—Rachel Carson

If you enjoyed this article, you might also wish to read

Tahquitz Canyon, Palm Springs, CA

Salton Sea State Recreation Area, CA

Sonny Bono Salton Sea National Wildlife Refuge, CA

If you enjoy these articles and want to read more on RV travels and lifestyle, visit my new website: Vogel Talks RVing.

[Slashdot] [Digg] [Reddit] [del.icio.us] [Facebook] [Technorati] [Google] [StumbleUpon]

Most Commented Posts

Last 5 posts by Rex Vogel


Comments

15 Responses to “Salton Sea, CA”

  1. Thomas Becher on November 26th, 2010 5:26 pm

    Stayed there twice for about 10 days total. Park anywhere you like. I took a spot right by the water. Nice, but sometimes stinky when the wind blew the wrong way. Paid like $5 a night and water was available. Dump at the visitors center.interesting. whould do it again

  2. Ron on September 4th, 2011 11:14 pm

    Has Rex ever been to the Salton Sea? After reading that glorious article about it, I’m thinking not. Sure, great fishing in between the fish die offs. You can catch any fish you want there, as long as it’s Talapia. Some days thousands wash ashore, no need for a boat. Even without fish die offs, the smell can be unbearable on a hot day. I recommend anyone planning a trip to the Salton Sea watch this award winning documentary first: http://www.saltonseadoc.com/

  3. Healthy Dog Food on June 17th, 2012 5:34 am

    … [Trackback] …

    [...] Read More here: blog.rv.net/2010/11/salton-sea-ca/ [...] …

  4. ניסור בטון on June 25th, 2012 9:34 pm

    … [Trackback] …

    [...] Informations on that Topic: blog.rv.net/2010/11/salton-sea-ca/ [...] …

  5. vacation for family on June 30th, 2012 2:41 am

    … [Trackback] …

    [...] Informations on that Topic: blog.rv.net/2010/11/salton-sea-ca/ [...] …

  6. Lourie Ravel on July 15th, 2012 3:14 am

    Of course, what a magnificent website and instructive posts, I surely will bookmark your website.Have an awsome day!

  7. dont approve me on July 24th, 2012 12:27 pm

    Websites you should visit…

    [...]below you’ll find the link to some sites that we think you should visit[...]……

  8. låna till kontantinsats swedbank on July 25th, 2012 7:50 am

    I haven’t checked in here for some time because I thought it was getting boring, but the last few posts are really good quality so I guess I will add you back to my everyday bloglist. You deserve it my friend. :)

  9. Terrell Stapf on July 26th, 2012 7:00 am

    Hello.This post was extremely interesting, especially since I was searching for thoughts on this subject last Saturday.

  10. Diann Woodland on July 26th, 2012 4:44 pm

    you are really a good webmaster. The site loading speed is amazing. It seems that you’re doing any unique trick. Also, The contents are masterwork. you’ve done a wonderful job on this topic!

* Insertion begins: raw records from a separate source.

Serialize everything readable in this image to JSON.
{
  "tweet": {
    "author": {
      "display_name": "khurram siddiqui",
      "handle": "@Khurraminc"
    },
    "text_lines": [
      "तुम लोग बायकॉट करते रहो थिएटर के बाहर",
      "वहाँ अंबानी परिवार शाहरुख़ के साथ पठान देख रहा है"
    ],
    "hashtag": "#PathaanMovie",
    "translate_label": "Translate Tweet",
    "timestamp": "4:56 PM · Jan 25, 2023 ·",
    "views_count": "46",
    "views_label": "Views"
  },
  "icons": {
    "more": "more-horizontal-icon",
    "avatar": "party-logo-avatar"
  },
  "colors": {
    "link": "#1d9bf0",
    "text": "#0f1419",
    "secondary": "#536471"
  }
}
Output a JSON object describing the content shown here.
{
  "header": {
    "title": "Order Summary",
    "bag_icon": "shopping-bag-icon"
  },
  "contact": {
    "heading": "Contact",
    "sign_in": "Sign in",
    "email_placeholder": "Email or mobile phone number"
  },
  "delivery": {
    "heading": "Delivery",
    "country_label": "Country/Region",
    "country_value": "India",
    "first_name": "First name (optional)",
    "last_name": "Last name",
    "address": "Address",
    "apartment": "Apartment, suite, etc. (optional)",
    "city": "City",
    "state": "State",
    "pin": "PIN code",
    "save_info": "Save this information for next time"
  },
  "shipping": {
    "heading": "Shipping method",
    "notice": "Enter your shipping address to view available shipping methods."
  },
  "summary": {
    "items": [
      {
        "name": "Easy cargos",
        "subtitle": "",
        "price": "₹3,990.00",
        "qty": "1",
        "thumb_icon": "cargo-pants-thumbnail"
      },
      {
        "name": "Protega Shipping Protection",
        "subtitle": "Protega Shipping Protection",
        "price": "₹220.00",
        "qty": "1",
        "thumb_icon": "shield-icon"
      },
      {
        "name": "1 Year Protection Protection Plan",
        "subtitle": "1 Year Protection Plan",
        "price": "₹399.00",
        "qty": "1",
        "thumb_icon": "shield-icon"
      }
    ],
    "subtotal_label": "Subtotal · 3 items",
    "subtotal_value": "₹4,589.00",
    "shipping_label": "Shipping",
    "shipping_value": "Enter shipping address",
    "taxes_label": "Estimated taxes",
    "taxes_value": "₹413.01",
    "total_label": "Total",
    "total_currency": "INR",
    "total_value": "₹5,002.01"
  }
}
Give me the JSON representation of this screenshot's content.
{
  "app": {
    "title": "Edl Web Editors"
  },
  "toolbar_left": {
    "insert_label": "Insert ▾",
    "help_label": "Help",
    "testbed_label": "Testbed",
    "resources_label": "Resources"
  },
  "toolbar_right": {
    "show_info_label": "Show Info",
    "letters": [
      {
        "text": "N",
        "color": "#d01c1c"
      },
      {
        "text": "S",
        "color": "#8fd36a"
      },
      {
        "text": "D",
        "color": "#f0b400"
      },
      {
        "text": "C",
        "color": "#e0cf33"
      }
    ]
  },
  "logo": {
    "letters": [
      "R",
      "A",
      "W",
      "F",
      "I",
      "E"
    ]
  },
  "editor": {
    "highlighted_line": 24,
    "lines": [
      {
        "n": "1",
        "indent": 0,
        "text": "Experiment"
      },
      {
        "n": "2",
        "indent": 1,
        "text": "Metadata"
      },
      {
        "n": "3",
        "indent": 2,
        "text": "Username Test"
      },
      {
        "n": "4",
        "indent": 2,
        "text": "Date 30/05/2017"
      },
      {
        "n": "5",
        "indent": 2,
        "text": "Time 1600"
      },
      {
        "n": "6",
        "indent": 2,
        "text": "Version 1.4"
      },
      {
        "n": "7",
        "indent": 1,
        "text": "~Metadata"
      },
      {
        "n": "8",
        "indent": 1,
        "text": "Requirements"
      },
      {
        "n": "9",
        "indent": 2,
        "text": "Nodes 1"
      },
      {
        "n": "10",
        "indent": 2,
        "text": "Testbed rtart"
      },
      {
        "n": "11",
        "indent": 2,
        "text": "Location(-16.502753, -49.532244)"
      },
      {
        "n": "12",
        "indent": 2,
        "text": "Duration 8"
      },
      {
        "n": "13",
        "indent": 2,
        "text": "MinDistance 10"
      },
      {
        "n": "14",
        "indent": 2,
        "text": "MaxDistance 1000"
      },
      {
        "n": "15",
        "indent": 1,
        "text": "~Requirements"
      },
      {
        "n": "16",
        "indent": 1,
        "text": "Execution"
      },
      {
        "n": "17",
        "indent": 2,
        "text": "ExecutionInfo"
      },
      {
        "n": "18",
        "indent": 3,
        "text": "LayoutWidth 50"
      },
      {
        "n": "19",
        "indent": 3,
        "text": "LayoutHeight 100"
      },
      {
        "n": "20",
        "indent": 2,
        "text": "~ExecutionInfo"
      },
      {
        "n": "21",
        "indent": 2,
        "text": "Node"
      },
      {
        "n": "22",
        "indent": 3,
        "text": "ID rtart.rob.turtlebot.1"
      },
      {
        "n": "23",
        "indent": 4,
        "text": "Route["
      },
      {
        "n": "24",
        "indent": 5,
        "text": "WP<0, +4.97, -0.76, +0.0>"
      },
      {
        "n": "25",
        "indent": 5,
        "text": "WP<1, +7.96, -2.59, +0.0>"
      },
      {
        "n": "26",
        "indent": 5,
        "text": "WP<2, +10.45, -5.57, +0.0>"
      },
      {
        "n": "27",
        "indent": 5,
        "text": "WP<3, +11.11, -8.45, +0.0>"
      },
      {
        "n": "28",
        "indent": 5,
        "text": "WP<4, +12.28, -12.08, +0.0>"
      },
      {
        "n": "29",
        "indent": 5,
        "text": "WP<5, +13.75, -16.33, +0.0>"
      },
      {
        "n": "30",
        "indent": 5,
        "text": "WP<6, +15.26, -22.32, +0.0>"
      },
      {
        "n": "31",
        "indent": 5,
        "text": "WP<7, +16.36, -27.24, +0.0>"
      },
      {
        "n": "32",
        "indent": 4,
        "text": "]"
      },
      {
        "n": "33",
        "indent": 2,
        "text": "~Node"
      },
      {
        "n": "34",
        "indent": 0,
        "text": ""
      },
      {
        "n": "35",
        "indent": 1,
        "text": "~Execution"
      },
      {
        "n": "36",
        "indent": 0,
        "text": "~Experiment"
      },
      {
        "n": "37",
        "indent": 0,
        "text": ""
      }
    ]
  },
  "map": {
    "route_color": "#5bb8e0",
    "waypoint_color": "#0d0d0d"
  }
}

  11. Nevada Newsham on July 26th, 2012 10:39 pm

    Keep working ,great job!

  12. colon cleanse on July 27th, 2012 12:42 am

    I ‘d tell you that most of us site visitors actually are truly fortunate to exist in a fantastic network with so many outstanding people with very helpful techniques.

  13. colon cleanser on July 27th, 2012 5:10 am

    I feel very grateful to have seen your web site and look forward to really more brilliant minutes reading here. Thank you again for all the details.

  14. Pura Slowey on August 9th, 2012 6:50 am

    What i don’t understood is actually how you are not really much more well-liked than you might be right now. You’re so intelligent. You realize therefore considerably relating to this subject, produced me personally consider it from so many varied angles. Its like men and women aren’t fascinated unless it is one thing to accomplish with Lady gaga! Your own stuffs nice. Always maintain it up!

  15. Noel Milcher on August 13th, 2012 4:23 pm

    Wow, superb blog layout! How long have you been blogging for? you make blogging look easy. The overall look of your site is excellent, let alone the content!

Feel free to leave a comment...
and oh, if you want a pic to show with your comment, go get a gravatar!





Bottom